Bioaccessibility of Iron and Zinc from Micronutrient Powder Added in Germinated Porridges among Children Aged 6-23 Months in Homabay County, Kenya
Moraa, Momanyi Susan
MetadataShow full item record
Iron and zinc deficiency remains a burden among Kenyan children. Point-of-use fortification of complementary foods using micronutrient powder [MNP] containing vitamins and minerals has been recommended to improve the health and nutrition of children aged 6-23 months. Evidence-based information on different food vehicles for optimum bioavailability of micronutrients from the MNP is lacking. The main objective of this study was to determine the bioaccessibility of iron and zinc from micronutrient powder added in germinated porridges in children aged 6-23 months in West Kwabwai location, Homabay County, Kenya. Phase 1 of the study was the in vitro bioaccessibility of iron and zinc from germinated and non-germinated maize, millet and sorghum porridges with MNP. Non-germinated or germinated cereals were milled to flour. Porridge was cooked following the local known procedures. One-gram sachet of MNP [10mg iron as NaFeEDTA and 4.1mg zinc] was added to a 250ml cup of cooked porridge. Iron and zinc bio-accessibilities [%] were measured using in vitro dialysability methods. Factorial ANOVA was used to determine the effect of germination and cereal type on iron and zinc bioaccessibility. Phase 2 was conducted to establish the acceptability of different germinated porridges with MNP among children. The trial was single blind cluster randomized parallel study for 8 weeks with four sub-locations being randomized. A total of 200 children were selected by simple random sampling. A questionnaire and a morbidity data sheet were used to collect data on the amount of porridge consumed and health status of children, respectively. The acceptability trial data was analyzed using ANOVA. Phase 3 determined the anthropometric, iron and zinc nutritional status, and dietary intake of children. A descriptive cross sectional survey was done in the location. Using a population weighted simple stratified sampling method, 314 children were selected in the three sub-locations. Structured questionnaires were used to collect data on sociodemographic status, and anthropometric measurements of children. Food frequency questionnaire and a 24-hour dietary recall questionnaire were used to identify the complementary foods and to assess the dietary adequacy, respectively. ENA for SMART software was used for analysis of anthropometric data while Nutri-survey was used for analysis of nutrient intake. Serum content of iron and zinc were determined by spectrophotometric method. Binary logistic regression models were computed to identify the association of food and nutrient patterns as independent variables with wasting, stunting, underweight, anemia, iron deficiency, iron deficiency anemia and zinc deficiency as the dependent variables.
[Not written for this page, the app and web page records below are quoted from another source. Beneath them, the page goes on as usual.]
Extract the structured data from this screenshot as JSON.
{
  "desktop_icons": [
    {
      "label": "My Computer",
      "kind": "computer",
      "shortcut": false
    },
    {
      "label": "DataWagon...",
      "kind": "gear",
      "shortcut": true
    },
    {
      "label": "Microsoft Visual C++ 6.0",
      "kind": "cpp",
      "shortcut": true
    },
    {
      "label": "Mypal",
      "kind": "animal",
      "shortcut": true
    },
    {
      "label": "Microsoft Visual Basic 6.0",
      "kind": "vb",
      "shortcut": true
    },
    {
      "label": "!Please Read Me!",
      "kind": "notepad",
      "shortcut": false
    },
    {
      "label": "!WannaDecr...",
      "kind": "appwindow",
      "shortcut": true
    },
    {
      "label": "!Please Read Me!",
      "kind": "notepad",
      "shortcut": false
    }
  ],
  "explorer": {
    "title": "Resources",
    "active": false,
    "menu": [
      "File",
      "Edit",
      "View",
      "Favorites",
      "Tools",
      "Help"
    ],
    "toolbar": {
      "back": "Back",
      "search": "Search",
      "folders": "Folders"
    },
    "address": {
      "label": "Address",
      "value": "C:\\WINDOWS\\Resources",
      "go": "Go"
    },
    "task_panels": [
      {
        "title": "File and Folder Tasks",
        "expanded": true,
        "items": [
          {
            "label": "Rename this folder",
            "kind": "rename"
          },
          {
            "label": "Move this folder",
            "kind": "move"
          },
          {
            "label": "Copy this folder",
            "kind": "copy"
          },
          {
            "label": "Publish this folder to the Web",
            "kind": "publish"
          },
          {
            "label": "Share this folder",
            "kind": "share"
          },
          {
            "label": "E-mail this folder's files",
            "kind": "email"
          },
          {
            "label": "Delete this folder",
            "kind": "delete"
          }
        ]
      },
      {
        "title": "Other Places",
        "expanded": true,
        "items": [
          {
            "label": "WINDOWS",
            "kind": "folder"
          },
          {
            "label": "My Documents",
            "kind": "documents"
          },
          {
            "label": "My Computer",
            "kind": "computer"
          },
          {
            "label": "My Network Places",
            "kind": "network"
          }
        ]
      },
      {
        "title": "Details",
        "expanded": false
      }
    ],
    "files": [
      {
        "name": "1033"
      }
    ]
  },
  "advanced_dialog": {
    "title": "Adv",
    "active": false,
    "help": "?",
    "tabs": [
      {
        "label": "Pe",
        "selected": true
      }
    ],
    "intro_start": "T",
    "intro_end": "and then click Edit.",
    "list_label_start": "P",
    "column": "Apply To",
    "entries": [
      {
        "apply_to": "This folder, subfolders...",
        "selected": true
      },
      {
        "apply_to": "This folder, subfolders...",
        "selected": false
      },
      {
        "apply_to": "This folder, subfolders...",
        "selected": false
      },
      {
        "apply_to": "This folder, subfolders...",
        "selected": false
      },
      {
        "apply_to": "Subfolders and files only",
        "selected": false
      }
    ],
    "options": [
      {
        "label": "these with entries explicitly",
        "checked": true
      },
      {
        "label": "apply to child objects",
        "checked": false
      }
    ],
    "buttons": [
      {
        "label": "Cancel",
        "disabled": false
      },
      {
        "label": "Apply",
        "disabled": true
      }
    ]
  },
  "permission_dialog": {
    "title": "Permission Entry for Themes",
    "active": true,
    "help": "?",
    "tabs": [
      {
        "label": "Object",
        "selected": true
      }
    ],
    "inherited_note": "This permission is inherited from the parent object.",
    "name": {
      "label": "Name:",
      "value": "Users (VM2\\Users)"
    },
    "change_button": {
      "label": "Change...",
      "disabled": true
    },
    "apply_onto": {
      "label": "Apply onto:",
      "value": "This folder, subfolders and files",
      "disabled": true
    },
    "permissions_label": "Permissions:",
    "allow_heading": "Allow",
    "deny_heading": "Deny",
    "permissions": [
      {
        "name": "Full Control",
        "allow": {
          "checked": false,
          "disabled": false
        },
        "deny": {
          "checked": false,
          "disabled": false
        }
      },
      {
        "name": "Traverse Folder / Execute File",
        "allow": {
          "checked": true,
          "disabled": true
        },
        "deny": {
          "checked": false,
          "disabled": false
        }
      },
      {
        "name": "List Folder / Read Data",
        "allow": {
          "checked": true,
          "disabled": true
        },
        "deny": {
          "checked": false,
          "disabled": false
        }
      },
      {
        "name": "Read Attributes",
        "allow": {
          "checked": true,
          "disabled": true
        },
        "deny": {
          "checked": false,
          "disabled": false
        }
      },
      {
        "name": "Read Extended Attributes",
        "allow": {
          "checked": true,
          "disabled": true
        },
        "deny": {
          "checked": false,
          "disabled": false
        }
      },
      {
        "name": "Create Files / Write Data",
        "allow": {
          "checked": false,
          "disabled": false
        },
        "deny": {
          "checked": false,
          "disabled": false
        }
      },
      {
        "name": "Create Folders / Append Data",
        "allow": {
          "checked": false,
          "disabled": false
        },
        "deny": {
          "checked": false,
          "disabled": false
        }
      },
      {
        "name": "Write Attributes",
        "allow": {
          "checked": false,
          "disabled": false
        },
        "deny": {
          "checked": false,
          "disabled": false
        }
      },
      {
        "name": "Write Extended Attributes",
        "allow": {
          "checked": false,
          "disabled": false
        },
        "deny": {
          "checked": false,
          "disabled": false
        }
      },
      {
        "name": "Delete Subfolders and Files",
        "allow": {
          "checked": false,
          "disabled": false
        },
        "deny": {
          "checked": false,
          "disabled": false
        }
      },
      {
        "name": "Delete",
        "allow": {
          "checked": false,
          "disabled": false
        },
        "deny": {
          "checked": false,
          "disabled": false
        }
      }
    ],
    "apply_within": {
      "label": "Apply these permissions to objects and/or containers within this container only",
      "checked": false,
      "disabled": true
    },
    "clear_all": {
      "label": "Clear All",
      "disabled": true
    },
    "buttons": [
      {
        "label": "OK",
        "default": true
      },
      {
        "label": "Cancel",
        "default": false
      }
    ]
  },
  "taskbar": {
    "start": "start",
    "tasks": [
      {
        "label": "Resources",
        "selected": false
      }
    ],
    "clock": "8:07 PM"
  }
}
The association was considered statistically significant when the p-value obtained was less than 0.05. Both, germination and cereal type significantly affected iron and zinc bioaccessibility. Germination significantly increased bioaccessibility of added iron in maize [1.3 to 2.7%] and millet [1.8 to 5.5%] porridges, but not in sorghum [5.3 to 4.5%; p=0.192]. Germination significantly increased bioaccessibility of added zinc in all three cereal porridges [maize: 12.6 to 30.7%; millet: 10.6 to 33.7%; sorghum: 15.5 to 38.8%]. The mean amount of germinated porridges [millet 241.46ml, maize 238.69ml, sorghum 230.29ml] consumed during the trial was more than the non-germinated porridges. The survey revealed that, at <-2SD, 17.5% of children were stunted, 13.4%; underweight, 6.4%; wasted. The prevalence of anemia, iron and zinc deficiency is 50.6%, 39.5% and 43.6%, respectively. These results indicate that germination of cereal-based porridge can significantly improve the bioaccessibility of added iron and zinc from MNP.